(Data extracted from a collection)
- - -

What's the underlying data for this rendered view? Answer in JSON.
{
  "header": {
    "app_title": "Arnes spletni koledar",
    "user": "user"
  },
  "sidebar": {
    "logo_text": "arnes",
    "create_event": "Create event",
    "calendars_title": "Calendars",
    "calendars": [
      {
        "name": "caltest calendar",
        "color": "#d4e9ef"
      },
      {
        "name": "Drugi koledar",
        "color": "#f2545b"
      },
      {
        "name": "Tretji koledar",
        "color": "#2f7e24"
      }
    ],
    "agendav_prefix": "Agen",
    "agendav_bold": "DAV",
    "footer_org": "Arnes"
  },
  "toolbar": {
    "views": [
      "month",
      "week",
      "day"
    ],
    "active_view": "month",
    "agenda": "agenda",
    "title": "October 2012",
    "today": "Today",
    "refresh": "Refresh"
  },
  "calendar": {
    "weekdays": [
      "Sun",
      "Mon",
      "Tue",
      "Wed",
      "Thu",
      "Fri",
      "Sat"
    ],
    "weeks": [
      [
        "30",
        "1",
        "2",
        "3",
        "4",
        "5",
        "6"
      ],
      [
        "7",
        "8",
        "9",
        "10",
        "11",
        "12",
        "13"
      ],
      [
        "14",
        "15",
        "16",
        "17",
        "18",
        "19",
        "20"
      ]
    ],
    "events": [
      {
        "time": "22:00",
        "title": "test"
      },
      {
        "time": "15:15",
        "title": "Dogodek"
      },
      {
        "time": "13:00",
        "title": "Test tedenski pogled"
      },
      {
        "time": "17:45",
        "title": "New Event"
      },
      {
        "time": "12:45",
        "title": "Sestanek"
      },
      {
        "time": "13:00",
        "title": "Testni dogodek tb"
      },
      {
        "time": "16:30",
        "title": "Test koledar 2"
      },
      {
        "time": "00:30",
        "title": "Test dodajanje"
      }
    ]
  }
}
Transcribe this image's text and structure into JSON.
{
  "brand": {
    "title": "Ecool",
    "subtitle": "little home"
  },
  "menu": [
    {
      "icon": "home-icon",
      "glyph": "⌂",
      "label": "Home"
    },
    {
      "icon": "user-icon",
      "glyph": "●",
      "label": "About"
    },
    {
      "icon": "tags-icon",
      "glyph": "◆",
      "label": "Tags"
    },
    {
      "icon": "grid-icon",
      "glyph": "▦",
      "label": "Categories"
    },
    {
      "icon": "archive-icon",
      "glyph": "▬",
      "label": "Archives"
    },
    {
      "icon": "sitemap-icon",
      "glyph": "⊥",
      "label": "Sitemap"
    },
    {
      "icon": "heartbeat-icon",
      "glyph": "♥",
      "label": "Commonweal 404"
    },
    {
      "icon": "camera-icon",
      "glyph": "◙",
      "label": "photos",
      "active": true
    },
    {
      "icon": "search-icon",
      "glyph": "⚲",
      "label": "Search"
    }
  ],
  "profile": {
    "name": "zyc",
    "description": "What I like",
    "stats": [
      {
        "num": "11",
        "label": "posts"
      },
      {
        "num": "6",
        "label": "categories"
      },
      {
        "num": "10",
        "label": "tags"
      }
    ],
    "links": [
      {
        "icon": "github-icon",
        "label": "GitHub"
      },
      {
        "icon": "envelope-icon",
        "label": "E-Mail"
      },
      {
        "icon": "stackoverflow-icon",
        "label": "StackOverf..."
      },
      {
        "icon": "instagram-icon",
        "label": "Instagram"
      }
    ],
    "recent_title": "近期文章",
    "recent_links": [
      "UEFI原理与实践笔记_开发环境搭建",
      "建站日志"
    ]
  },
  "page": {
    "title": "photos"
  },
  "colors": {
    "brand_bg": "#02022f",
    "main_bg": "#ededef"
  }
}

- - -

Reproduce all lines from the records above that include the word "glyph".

      "glyph": "⌂",
      "glyph": "●",
      "glyph": "◆",
      "glyph": "▦",
      "glyph": "▬",
      "glyph": "⊥",
      "glyph": "♥",
      "glyph": "◙",
      "glyph": "⚲",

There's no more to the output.